* Data extracts *
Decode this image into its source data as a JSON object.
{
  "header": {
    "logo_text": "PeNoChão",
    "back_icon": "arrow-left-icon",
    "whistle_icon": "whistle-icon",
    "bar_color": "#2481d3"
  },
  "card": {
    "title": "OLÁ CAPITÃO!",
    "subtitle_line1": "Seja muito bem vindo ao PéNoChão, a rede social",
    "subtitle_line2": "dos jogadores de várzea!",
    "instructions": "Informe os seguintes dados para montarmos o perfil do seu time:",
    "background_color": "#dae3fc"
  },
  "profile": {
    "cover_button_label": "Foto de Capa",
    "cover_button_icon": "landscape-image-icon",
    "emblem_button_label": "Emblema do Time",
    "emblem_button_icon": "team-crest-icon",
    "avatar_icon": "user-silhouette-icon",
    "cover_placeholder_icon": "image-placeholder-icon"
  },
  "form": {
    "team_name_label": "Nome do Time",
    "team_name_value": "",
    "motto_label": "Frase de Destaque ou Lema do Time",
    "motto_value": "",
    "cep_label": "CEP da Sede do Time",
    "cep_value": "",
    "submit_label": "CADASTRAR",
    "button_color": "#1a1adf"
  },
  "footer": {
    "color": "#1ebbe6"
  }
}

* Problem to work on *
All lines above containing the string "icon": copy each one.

* Output of the task *
    "back_icon": "arrow-left-icon",
    "whistle_icon": "whistle-icon",
    "cover_button_icon": "landscape-image-icon",
    "emblem_button_icon": "team-crest-icon",
    "avatar_icon": "user-silhouette-icon",
    "cover_placeholder_icon": "image-placeholder-icon"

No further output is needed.